* **Dataset rows describing interfaces**
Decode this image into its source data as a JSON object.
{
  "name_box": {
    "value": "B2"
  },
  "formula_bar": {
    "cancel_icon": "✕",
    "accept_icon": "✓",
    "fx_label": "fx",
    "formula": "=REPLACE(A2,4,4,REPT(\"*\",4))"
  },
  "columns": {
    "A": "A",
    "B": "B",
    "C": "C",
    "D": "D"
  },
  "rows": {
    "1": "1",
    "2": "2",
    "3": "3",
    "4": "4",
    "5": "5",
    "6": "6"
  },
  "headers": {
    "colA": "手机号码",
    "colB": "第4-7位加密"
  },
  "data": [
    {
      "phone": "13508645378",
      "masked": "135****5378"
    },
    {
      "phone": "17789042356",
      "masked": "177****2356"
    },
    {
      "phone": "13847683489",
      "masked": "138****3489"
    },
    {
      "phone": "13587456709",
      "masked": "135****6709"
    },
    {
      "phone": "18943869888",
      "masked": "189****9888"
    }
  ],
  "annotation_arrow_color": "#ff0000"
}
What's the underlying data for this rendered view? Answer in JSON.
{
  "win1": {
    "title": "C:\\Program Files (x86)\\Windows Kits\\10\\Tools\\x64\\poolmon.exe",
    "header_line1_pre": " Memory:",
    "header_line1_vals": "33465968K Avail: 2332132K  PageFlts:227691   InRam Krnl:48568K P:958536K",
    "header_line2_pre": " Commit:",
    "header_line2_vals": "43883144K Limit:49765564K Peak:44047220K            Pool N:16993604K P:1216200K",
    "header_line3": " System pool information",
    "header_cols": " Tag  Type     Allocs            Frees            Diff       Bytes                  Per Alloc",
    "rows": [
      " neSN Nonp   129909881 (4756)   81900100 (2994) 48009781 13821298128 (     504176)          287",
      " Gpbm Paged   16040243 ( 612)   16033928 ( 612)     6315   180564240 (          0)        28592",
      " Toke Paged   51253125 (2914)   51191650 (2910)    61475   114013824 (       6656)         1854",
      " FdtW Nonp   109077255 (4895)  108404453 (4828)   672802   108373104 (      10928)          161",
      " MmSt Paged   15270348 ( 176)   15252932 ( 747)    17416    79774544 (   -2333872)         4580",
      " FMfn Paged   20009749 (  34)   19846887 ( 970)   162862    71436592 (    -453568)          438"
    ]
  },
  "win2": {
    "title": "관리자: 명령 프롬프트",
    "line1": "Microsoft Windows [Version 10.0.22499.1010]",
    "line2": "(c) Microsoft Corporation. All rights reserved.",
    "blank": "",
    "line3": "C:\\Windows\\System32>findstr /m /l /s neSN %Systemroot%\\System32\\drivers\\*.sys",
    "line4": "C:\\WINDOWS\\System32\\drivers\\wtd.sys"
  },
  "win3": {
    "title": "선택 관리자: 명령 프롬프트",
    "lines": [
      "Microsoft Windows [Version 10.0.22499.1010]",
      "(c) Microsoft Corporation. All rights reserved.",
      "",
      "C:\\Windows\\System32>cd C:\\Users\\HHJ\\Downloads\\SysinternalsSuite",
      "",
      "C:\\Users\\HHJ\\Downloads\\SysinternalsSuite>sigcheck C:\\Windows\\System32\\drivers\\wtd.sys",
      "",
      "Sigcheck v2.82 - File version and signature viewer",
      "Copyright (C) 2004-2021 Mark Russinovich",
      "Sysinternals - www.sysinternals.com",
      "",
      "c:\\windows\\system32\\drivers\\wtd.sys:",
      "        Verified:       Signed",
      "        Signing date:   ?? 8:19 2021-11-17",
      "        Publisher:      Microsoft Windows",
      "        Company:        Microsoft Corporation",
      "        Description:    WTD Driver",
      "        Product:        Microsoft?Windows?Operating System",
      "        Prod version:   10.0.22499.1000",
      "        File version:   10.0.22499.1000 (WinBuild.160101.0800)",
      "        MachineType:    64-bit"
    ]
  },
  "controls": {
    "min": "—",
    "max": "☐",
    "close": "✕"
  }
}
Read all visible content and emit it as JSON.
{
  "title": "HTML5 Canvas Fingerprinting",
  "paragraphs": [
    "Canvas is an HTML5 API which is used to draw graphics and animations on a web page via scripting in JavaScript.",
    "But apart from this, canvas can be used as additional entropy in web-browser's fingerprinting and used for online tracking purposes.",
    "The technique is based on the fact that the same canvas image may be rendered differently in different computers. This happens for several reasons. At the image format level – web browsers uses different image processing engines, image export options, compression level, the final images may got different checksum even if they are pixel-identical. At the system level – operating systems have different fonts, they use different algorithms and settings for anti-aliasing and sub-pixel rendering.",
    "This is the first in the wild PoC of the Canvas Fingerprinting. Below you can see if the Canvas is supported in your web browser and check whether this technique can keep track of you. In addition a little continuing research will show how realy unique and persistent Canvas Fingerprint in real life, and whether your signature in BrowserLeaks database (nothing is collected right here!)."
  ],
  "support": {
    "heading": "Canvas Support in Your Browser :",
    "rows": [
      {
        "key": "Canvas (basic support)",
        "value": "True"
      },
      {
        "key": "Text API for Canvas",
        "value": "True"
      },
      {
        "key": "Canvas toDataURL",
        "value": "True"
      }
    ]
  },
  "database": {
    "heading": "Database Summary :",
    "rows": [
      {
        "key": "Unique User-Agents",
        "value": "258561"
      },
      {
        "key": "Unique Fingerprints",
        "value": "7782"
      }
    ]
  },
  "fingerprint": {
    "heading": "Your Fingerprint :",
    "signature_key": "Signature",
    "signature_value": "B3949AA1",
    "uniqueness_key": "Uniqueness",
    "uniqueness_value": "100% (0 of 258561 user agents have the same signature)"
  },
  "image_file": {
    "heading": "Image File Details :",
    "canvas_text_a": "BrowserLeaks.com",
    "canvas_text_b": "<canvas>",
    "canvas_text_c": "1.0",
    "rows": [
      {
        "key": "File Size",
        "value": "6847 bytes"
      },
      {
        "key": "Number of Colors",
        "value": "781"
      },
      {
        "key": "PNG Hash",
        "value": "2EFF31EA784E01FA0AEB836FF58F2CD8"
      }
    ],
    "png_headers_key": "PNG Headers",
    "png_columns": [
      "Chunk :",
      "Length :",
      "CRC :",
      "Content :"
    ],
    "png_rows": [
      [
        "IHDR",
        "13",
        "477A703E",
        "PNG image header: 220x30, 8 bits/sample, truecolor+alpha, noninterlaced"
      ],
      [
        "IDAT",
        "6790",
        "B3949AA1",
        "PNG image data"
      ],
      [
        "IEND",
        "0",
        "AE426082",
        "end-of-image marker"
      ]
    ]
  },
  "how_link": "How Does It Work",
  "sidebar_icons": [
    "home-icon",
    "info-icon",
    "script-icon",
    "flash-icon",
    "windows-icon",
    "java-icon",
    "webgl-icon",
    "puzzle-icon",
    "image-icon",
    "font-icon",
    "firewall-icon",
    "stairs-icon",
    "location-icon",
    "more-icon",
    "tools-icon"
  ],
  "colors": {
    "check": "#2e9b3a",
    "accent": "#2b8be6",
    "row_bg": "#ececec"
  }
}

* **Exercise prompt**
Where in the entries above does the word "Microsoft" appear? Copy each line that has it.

* **Exercise response**
    "line1": "Microsoft Windows [Version 10.0.22499.1010]",
    "line2": "(c) Microsoft Corporation. All rights reserved.",
      "Microsoft Windows [Version 10.0.22499.1010]",
      "(c) Microsoft Corporation. All rights reserved.",
      "        Publisher:      Microsoft Windows",
      "        Company:        Microsoft Corporation",
      "        Product:        Microsoft?Windows?Operating System",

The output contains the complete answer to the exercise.